McAuliffe could become the first governor to get renominated by his party since the one-term limit went into effect in the 1850s
Terry McAuliffe’s announcement last week that he would not run for president in 2020 suggests the former Virginia governor may be eying a run for his old job in two years.
The Democratic hold on Virginia’s constitutional offices has thus far endured the cracks caused by revelations in recent months of racially insensitive college yearbook photographs (by Governor Ralph Northam, Attorney General Mark Herring) and sexual assault charges (against Lieutenant Governor Justin Fairfax).
While the Democratic bench isn’t particularly thin in the Old Dominion State, dusting off McAuliffe to right the ship at the top of the ticket could be seen as a smart strategy for a party which has made substantial inroads down the ballot in recent cycles – now within a whisker of taking back the House of Delegates for the first time in nearly two decades as well as the state Senate. [Democrats also control both U.S. Senate seats plus seven U.S. House seats for the first time since the Election of 1992].
Virginia, of course, is the only state in the nation which limits its governors to a single term – a constitutional provision since 1851, which is when direct elections for governor were also initiated.
Governors are permitted to run for non-consecutive terms; however, during the last 165+ years since current term limits took effect, only one has returned to the office – and no former governor has ever been renominated by his party. Democratic Lieutenant Governor Mills Godwin was elected governor in 1965 and, after sitting out one term, was nominated by the GOP in 1973 and eked out a 1.5-point victory over independent Henry Howell.
No other governor from either party has made it back to the general election ballot for the state’s highest elected office.

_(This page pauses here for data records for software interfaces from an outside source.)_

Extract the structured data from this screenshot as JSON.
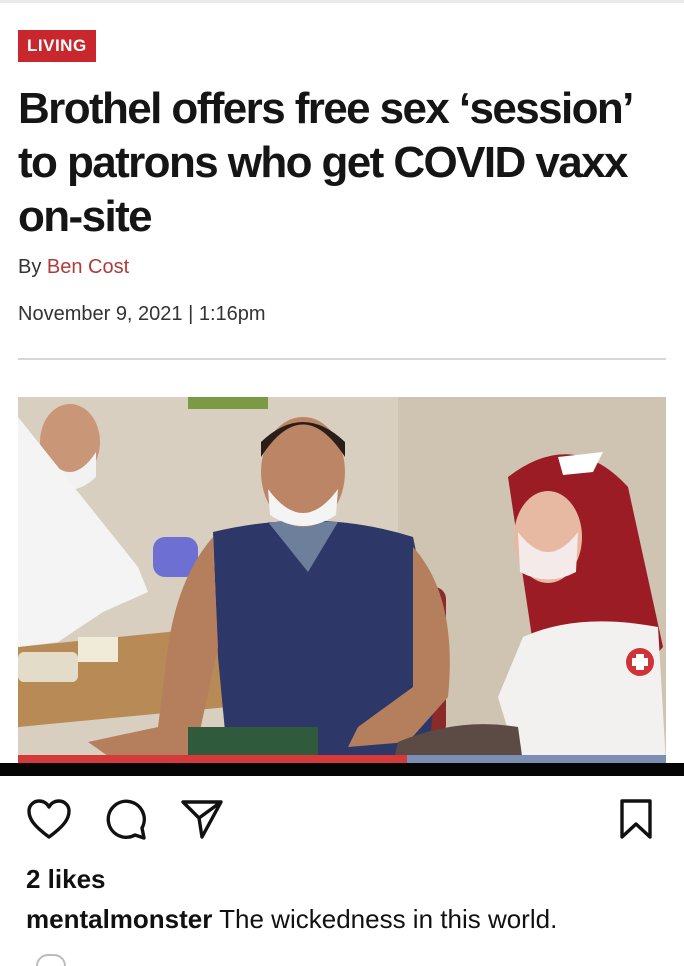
{
  "article": {
    "category": "LIVING",
    "headline": "Brothel offers free sex ‘session’ to patrons who get COVID vaxx on-site",
    "byline_prefix": "By",
    "author": "Ben Cost",
    "date": "November 9, 2021 | 1:16pm",
    "colors": {
      "category_bg": "#c8272d",
      "author": "#b23a3a"
    }
  },
  "video": {
    "progress": 0.6,
    "colors": {
      "played": "#d43a3a",
      "remaining": "#7c8fb3"
    }
  },
  "actions": {
    "icons": [
      "heart-icon",
      "comment-icon",
      "share-icon",
      "bookmark-icon"
    ]
  },
  "post": {
    "likes": "2 likes",
    "username": "mentalmonster",
    "caption": "The wickedness in this world."
  }
}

Over the decades, there have been three losing gubernatorial nominees who were renominated by their party in the direct election era.
In 1953, Republican state Senator Ted Dalton won his party’s gubernatorial nomination en route to a 10.6-point loss to former U.S. Representative Thomas Stanley – the best showing by a GOP nominee for governor since John Wise in 1885.
Four years later, Dalton was renominated but suffered a 26.7-point loss to former state Attorney General James Almond.
In 1965, attorney and state party leader Lin Holton came up 10.2 points shy of defeating Lieutenant Governor Mills Godwin and then became the first Republican governor in Virginia since Reconstruction with his 7.1-point win over former U.S. Ambassador Bill Battle in 1969.
Republicans also nominated former state legislator and Attorney General J. Marshall Coleman in two nonconsecutive cycles. In 1981, Coleman lost by 7.1 points to Lieutenant Governor Chuck Robb and in 1989, Coleman again was defeated by a sitting lieutenant governor – Doug Wilder narrowly winning by 0.4 points.
Attorney General Herring – perhaps the least tarnished of the state’s three constitutional officers – still intends to run for governor in 2021, though a McAuliffe candidacy might clear the field.
Follow Smart Politics on Twitter.